AVAILABLE RECORDS below:

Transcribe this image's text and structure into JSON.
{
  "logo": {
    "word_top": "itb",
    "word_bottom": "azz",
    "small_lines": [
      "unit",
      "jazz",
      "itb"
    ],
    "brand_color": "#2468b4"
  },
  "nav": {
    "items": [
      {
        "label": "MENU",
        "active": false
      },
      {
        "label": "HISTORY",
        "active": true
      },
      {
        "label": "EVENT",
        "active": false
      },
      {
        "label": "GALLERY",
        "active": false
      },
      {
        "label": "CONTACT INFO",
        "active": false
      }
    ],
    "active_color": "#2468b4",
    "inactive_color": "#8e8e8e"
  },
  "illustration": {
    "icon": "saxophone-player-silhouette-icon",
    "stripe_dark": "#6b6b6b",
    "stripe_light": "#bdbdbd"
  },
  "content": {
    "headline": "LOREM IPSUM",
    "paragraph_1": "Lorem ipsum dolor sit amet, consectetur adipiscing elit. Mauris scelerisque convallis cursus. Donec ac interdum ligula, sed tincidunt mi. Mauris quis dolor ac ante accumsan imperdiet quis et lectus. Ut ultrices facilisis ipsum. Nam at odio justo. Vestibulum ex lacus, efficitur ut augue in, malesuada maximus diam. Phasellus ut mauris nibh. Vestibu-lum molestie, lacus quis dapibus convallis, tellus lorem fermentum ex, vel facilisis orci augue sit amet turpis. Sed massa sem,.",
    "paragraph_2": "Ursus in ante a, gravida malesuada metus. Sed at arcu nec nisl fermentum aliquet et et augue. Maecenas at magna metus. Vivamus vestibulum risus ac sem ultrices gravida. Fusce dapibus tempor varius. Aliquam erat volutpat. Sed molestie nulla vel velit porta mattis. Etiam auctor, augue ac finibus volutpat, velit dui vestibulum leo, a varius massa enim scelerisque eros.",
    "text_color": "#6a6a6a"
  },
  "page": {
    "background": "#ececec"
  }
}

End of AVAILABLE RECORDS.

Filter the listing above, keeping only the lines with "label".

TASK OUTPUT >>
        "label": "MENU",
        "label": "HISTORY",
        "label": "EVENT",
        "label": "GALLERY",
        "label": "CONTACT INFO",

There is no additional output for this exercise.